Notable Paper: Molecular Analysis Of The Amphioxus Frontal Eye…

We at Webvision have a fascination with the evolution of the eye and are always looking for interesting papers that help describe from where, how and when vision came.  This paper, Molecular analysis of the amphioxus frontal eye unravels the evolutionary origin of the retina and pigment cells of the vertebrate eye by Pavel Vopalenskya, Jiri Pergnera, Michaela Liegertova, Elia Benito-Gutierrez, Detlev Arendt, and Zbynek Kozmika attempts to answer the question of where the vertebrate eye came from.  While the amphioxus has for many years been recognized as a viable candidate for the earliest vertebrate eye, the retinal structure is different from that of other vertebrates.  Specifically, the photoreceptors of amphioxus are simple ciliated cells as opposed to the more sophisticated elaborations of structures on top of cillia in other vertebrate retinas.  This paper describes in molecular terms, gene coexpression and structural features the different cell types of amphioxus in an attempt to define neuronal circuitry.  Its a very cool paper that provides additional detail into the evolutionary origins of vision and we encourage you to have a look.

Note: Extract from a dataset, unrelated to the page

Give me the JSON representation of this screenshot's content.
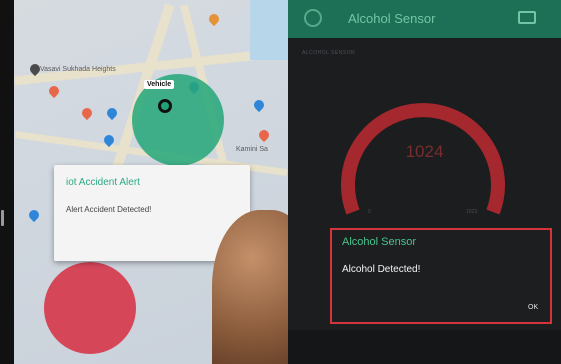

Image Credit: Hans Hillewaert from Wikipedia


Seminar: Melanopsin Signaling In The Eye

King-Wai Yau, Ph.D. from Johns Hopkins University is delivering a seminar tomorrow, Tuesday, September 18th, 2012 at the Eccles Institute for Human Genetics here at the University of Utah.  Dr. Yau will be talking about Melanopsin Signaling In The Eye.

Abstract: The discovery of melanopsin signaling pathway in the eye was voted one of the top 10 breakthroughs of the year by Science in 2002.  Dr. Yau has made seminal contributions to this pathway and its role in non-image forming visual functions (e.g. circadian rhythm).  Dr. Yau will present recent exciting work from his lab regarding the transduction mechanism of melanopsin signaling.

The Moran Eye Center’s Yingbin Fu is hosting.

Notable Paper: The Molecular Mechanism of Thermal Noise in Rod Photoreceptors


Phototransduction is the process by which photon capture by opsins in photoreceptors is transduced into a neural signal.    However, there are limits on visual sensitivity that are imposed by thermal means as opposed to the photochemical mechanisms resulting in activation of the phototransduction cascade.

The mechanism of this limit has long been a matter of debate, however this paper by Samer Gozem, Igor Schapiro, Nicolas Ferré and Massimo Olivucci demonstrates a mechanism.  Mechanistically, the authors examined the maximum absorption wavelength (λmax) and the thermal activation kinetic constant (k) of different visual pigments which indicates that the thermal and photochemical activations are related.  The authors found that rod opsin or rhodopsin possesses a transition state for thermal activation that has the same electronic structure as it does for photo-excitation.  This results in spontaneous and random signals being generated in the rod photoreceptors that impose limits on visual sensitivity.   Continue reading “Notable Paper: The Molecular Mechanism of Thermal Noise in Rod Photoreceptors”

Seminar: Photoreceptor Networks And Color

Julie Schnapf, Ph.D. from University California San Francisco is delivering a seminar this Wednesday, September 12, 2012 at the Moran Eye Center auditorium on the first floor.  Julie will be talking about Photoreceptor Networks and Color.

Abstract:  Photoreceptors are more than just photon transduction machines.  They also communicate with each other, forming interactive electrical networks that increase visual sensitivity and create color-opponency.  These network interactions help explain some puzzling observations about color perception.

Notable Paper: Partial Rescue of Retinal Function in Chronically Hypoglycemic Mice

This paper by Yumiko Umino, Nicolas Cuenca, Drew Everhart, Laura Fernandez-Sanchez, Robert B. Barlow and Eduardo Solessio examined late onset retinal degeneration in a model of diabetic retinopathy.  Specifically, this manuscript attempted to examine the impact on retinas from the Gcgr knockout mice with long term high dietary glucose to see if that rescues retinal structure and physiology in the aged animal.  Interestingly, prolonged exposure to to the diet induced euglycemia did improve retinal function, but did not result in re-restablishement of synaptic connectivity lost in hypoglycemia.  The curious part about this is that there seems to be an ability to maintain metabolic status in these animals over long periods of time in spite of the loss of the synaptic connectivity.